* _INSTRUCTIONS TO FOLLOW_: The expected answer is every line from the material below that has the word "location".

* _RECORDS PROVIDED_:

====

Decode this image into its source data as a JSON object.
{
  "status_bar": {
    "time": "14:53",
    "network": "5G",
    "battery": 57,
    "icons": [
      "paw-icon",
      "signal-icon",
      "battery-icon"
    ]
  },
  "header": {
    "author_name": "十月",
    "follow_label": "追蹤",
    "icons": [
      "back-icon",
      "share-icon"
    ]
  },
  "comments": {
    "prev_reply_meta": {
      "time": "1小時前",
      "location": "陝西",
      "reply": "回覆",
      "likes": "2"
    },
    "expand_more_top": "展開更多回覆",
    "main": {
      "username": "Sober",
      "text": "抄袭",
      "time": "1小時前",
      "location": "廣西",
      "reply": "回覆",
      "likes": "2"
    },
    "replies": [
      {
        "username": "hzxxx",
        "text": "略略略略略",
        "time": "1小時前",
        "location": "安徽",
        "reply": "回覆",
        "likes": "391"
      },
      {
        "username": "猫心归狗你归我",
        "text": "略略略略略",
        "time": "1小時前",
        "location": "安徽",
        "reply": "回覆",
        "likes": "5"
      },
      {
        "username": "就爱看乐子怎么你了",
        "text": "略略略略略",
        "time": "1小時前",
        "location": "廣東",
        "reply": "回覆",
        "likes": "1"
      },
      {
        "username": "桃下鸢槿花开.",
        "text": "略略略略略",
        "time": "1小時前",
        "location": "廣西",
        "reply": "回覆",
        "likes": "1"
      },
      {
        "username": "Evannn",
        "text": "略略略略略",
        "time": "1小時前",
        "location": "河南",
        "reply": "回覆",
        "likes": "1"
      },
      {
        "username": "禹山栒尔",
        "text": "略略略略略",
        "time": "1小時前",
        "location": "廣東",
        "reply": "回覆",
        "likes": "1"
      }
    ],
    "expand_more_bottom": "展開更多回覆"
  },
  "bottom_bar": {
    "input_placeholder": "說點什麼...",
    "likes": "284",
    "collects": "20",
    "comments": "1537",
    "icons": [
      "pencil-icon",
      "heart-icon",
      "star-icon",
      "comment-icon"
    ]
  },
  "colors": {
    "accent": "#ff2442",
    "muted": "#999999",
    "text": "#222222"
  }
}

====

* _ANSWER TO THIS PROBLEM_:
      "location": "陝西",
      "location": "廣西",
        "location": "安徽",
        "location": "安徽",
        "location": "廣東",
        "location": "廣西",
        "location": "河南",
        "location": "廣東",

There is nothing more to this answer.